Mozambique opposition leader plans new offensive in north
17 December 2015, 09:37
Maputo - The leader of Mozambique's Renamo opposition party, Afonso Dhlakama, broke a weeks-long silence on Wednesday to claim he plans to take over the country's north in March or April.
Speaking by telephone in a videoconference in Maputo, the longtime leader who has not appeared in public since October 9 said he was alive and well, slamming "the propaganda orchestrated by those who have always wanted [him] dead."
Dhlakama, who has led Renamo since 1979, was speaking from the central town of Satunjira, where he sought refuge after his house in the city of Beira was surrounded by police who forced his personal guard to surrender their weapons.
Renamo, which waged a 16-year civil war in the southern African nation until 1992, has repeatedly threatened to take power by force in central and northern Mozambique, where there have been a number of recent skirmishes.
The government has vowed to disarm the group, which has refused to accept the results of elections last year that returned the long-ruling Frelimo party to power.
Dhlakama said Wednesday that he planned to name governors and administrators in each of the six provinces where he topped the October 2014 vote.
He reiterated that he did not want war and would "occupy the provinces democratically and politically" but exercise his "right of defence" in case the government resisted militarily.

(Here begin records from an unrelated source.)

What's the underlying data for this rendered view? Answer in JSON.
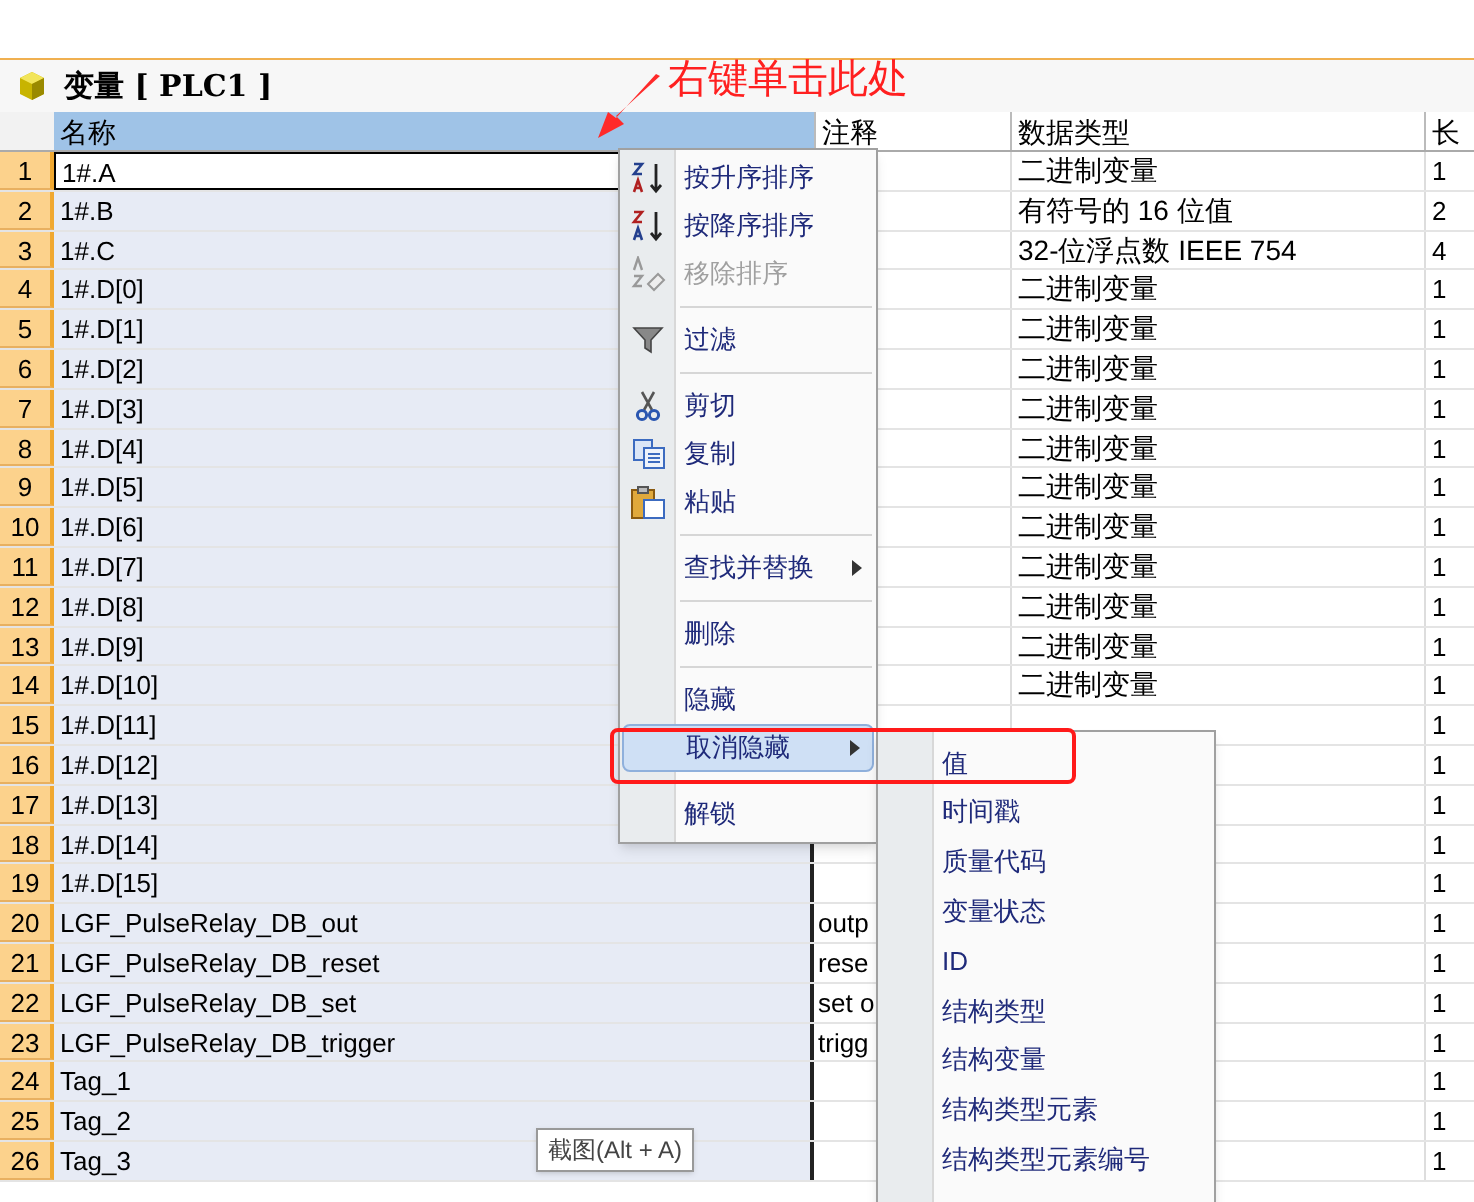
{
  "annotation": {
    "text": "右键单击此处"
  },
  "window": {
    "title": "变量 [ PLC1 ]"
  },
  "table": {
    "columns": [
      "名称",
      "注释",
      "数据类型",
      "长"
    ],
    "rows": [
      {
        "num": "1",
        "name": "1#.A",
        "type": "二进制变量",
        "length": "1",
        "selected": true
      },
      {
        "num": "2",
        "name": "1#.B",
        "type": "有符号的 16 位值",
        "length": "2",
        "selected": false
      },
      {
        "num": "3",
        "name": "1#.C",
        "type": "32-位浮点数 IEEE 754",
        "length": "4",
        "selected": false
      },
      {
        "num": "4",
        "name": "1#.D[0]",
        "type": "二进制变量",
        "length": "1",
        "selected": false
      },
      {
        "num": "5",
        "name": "1#.D[1]",
        "type": "二进制变量",
        "length": "1",
        "selected": false
      },
      {
        "num": "6",
        "name": "1#.D[2]",
        "type": "二进制变量",
        "length": "1",
        "selected": false
      },
      {
        "num": "7",
        "name": "1#.D[3]",
        "type": "二进制变量",
        "length": "1",
        "selected": false
      },
      {
        "num": "8",
        "name": "1#.D[4]",
        "type": "二进制变量",
        "length": "1",
        "selected": false
      },
      {
        "num": "9",
        "name": "1#.D[5]",
        "type": "二进制变量",
        "length": "1",
        "selected": false
      },
      {
        "num": "10",
        "name": "1#.D[6]",
        "type": "二进制变量",
        "length": "1",
        "selected": false
      },
      {
        "num": "11",
        "name": "1#.D[7]",
        "type": "二进制变量",
        "length": "1",
        "selected": false
      },
      {
        "num": "12",
        "name": "1#.D[8]",
        "type": "二进制变量",
        "length": "1",
        "selected": false
      },
      {
        "num": "13",
        "name": "1#.D[9]",
        "type": "二进制变量",
        "length": "1",
        "selected": false
      },
      {
        "num": "14",
        "name": "1#.D[10]",
        "type": "二进制变量",
        "length": "1",
        "selected": false
      },
      {
        "num": "15",
        "name": "1#.D[11]",
        "length": "1",
        "selected": false
      },
      {
        "num": "16",
        "name": "1#.D[12]",
        "length": "1",
        "selected": false
      },
      {
        "num": "17",
        "name": "1#.D[13]",
        "length": "1",
        "selected": false
      },
      {
        "num": "18",
        "name": "1#.D[14]",
        "length": "1",
        "selected": false
      },
      {
        "num": "19",
        "name": "1#.D[15]",
        "length": "1",
        "selected": false
      },
      {
        "num": "20",
        "name": "LGF_PulseRelay_DB_out",
        "comment": "outp",
        "length": "1",
        "selected": false
      },
      {
        "num": "21",
        "name": "LGF_PulseRelay_DB_reset",
        "comment": "rese",
        "length": "1",
        "selected": false
      },
      {
        "num": "22",
        "name": "LGF_PulseRelay_DB_set",
        "comment": "set o",
        "length": "1",
        "selected": false
      },
      {
        "num": "23",
        "name": "LGF_PulseRelay_DB_trigger",
        "comment": "trigg",
        "length": "1",
        "selected": false
      },
      {
        "num": "24",
        "name": "Tag_1",
        "length": "1",
        "selected": false
      },
      {
        "num": "25",
        "name": "Tag_2",
        "length": "1",
        "selected": false
      },
      {
        "num": "26",
        "name": "Tag_3",
        "length": "1",
        "selected": false
      }
    ]
  },
  "context_menu": {
    "items": [
      {
        "kind": "item",
        "label": "按升序排序",
        "disabled": false,
        "selected": false,
        "submenu": false
      },
      {
        "kind": "item",
        "label": "按降序排序",
        "disabled": false,
        "selected": false,
        "submenu": false
      },
      {
        "kind": "item",
        "label": "移除排序",
        "disabled": true,
        "selected": false,
        "submenu": false
      },
      {
        "kind": "separator"
      },
      {
        "kind": "item",
        "label": "过滤",
        "disabled": false,
        "selected": false,
        "submenu": false
      },
      {
        "kind": "separator"
      },
      {
        "kind": "item",
        "label": "剪切",
        "disabled": false,
        "selected": false,
        "submenu": false
      },
      {
        "kind": "item",
        "label": "复制",
        "disabled": false,
        "selected": false,
        "submenu": false
      },
      {
        "kind": "item",
        "label": "粘贴",
        "disabled": false,
        "selected": false,
        "submenu": false
      },
      {
        "kind": "separator"
      },
      {
        "kind": "item",
        "label": "查找并替换",
        "disabled": false,
        "selected": false,
        "submenu": true
      },
      {
        "kind": "separator"
      },
      {
        "kind": "item",
        "label": "删除",
        "disabled": false,
        "selected": false,
        "submenu": false
      },
      {
        "kind": "separator"
      },
      {
        "kind": "item",
        "label": "隐藏",
        "disabled": false,
        "selected": false,
        "submenu": false
      },
      {
        "kind": "item",
        "label": "取消隐藏",
        "disabled": false,
        "selected": true,
        "submenu": true
      },
      {
        "kind": "separator"
      },
      {
        "kind": "item",
        "label": "解锁",
        "disabled": false,
        "selected": false,
        "submenu": false
      }
    ]
  },
  "submenu": {
    "items": [
      "值",
      "时间戳",
      "质量代码",
      "变量状态",
      "ID",
      "结构类型",
      "结构变量",
      "结构类型元素",
      "结构类型元素编号"
    ]
  },
  "tooltip": {
    "text": "截图(Alt + A)"
  }
}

Moving to reassure foreign investors eyeing the country's huge gas and coal reserves, he vowed that Renamo fighters would not attack infrastructure.
"There will be no ambushes," he said.